Don’t Go It Alone – There is a wealth of resources, paid and free, available to assist with building privacy and security into your mobile app or device. Some challenges may benefit from an experienced lawyer, information security professional, while others may be able to be handled in-house with resources from relevant associations and groups, such as the Health Information and Management Systems Society (see http://www.himss.org/ResourceLibrary/mHIMSS.aspx).

For example, the author is involved in the creation and kickoff of the Health Care Cloud Coalition (HC3). HC3 is focused on supporting health care cloud computing companies, including small- and medium-sized mobile technology companies that offer software-as-a-service, to: (1) help establish a common understanding of how HIPAA and other laws apply in a cloud environment; (2) explore whether existing programs can be leveraged or new programs need to be created to reasonably demonstrate to customers and the government that cloud providers have robust safeguards that address health care laws and cloud-specific threats; and (3) seek guidance from and maintain transparency with government stakeholders, such as OCR. Information about the June 19, 2014 kickoff meeting is available here.
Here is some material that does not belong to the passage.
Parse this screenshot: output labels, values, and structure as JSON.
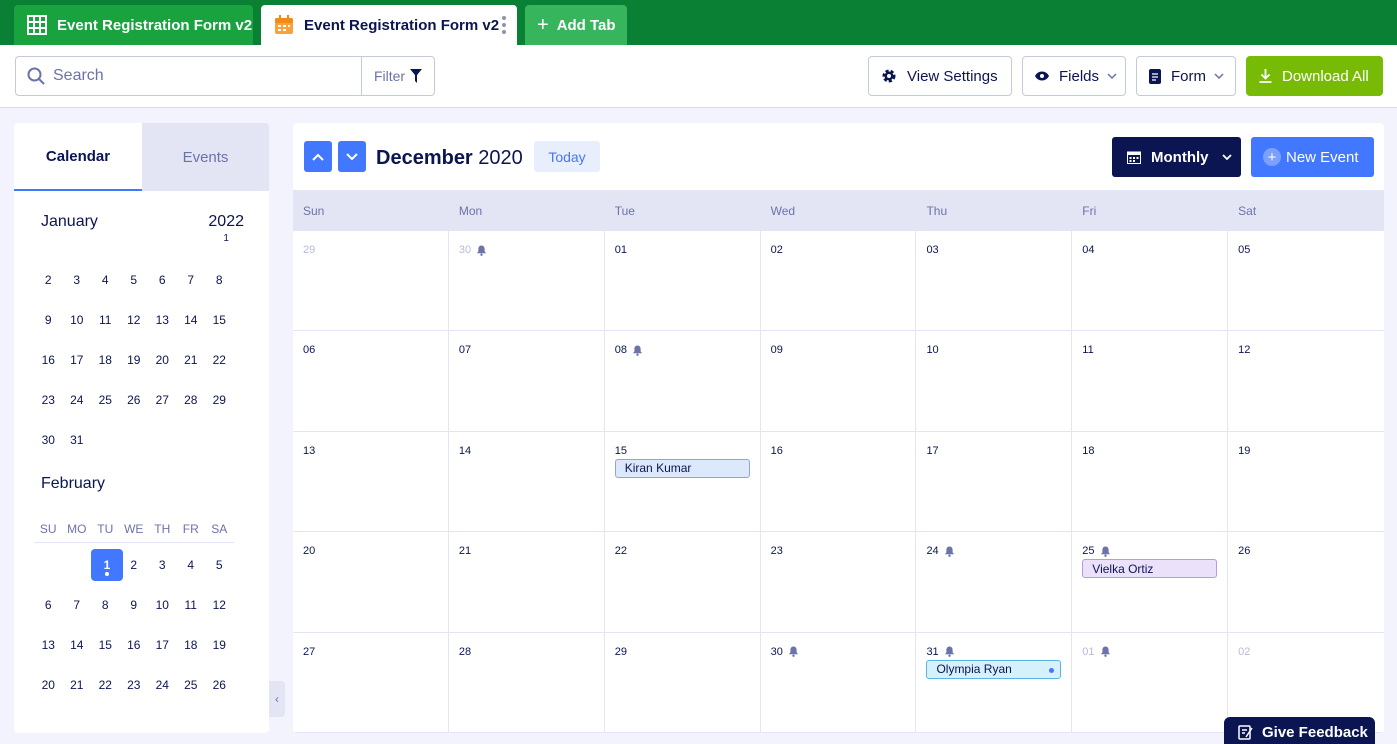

There is no reason that any good idea in health care needs to fail due to a lack of attention to information privacy and security. But good data privacy and security, and compliance with applicable law, does not happen by accident. It needs to be a priority from the start. By paying attention to privacy and security early, it will allow you to better focus on your primary mission of changing health care for the better.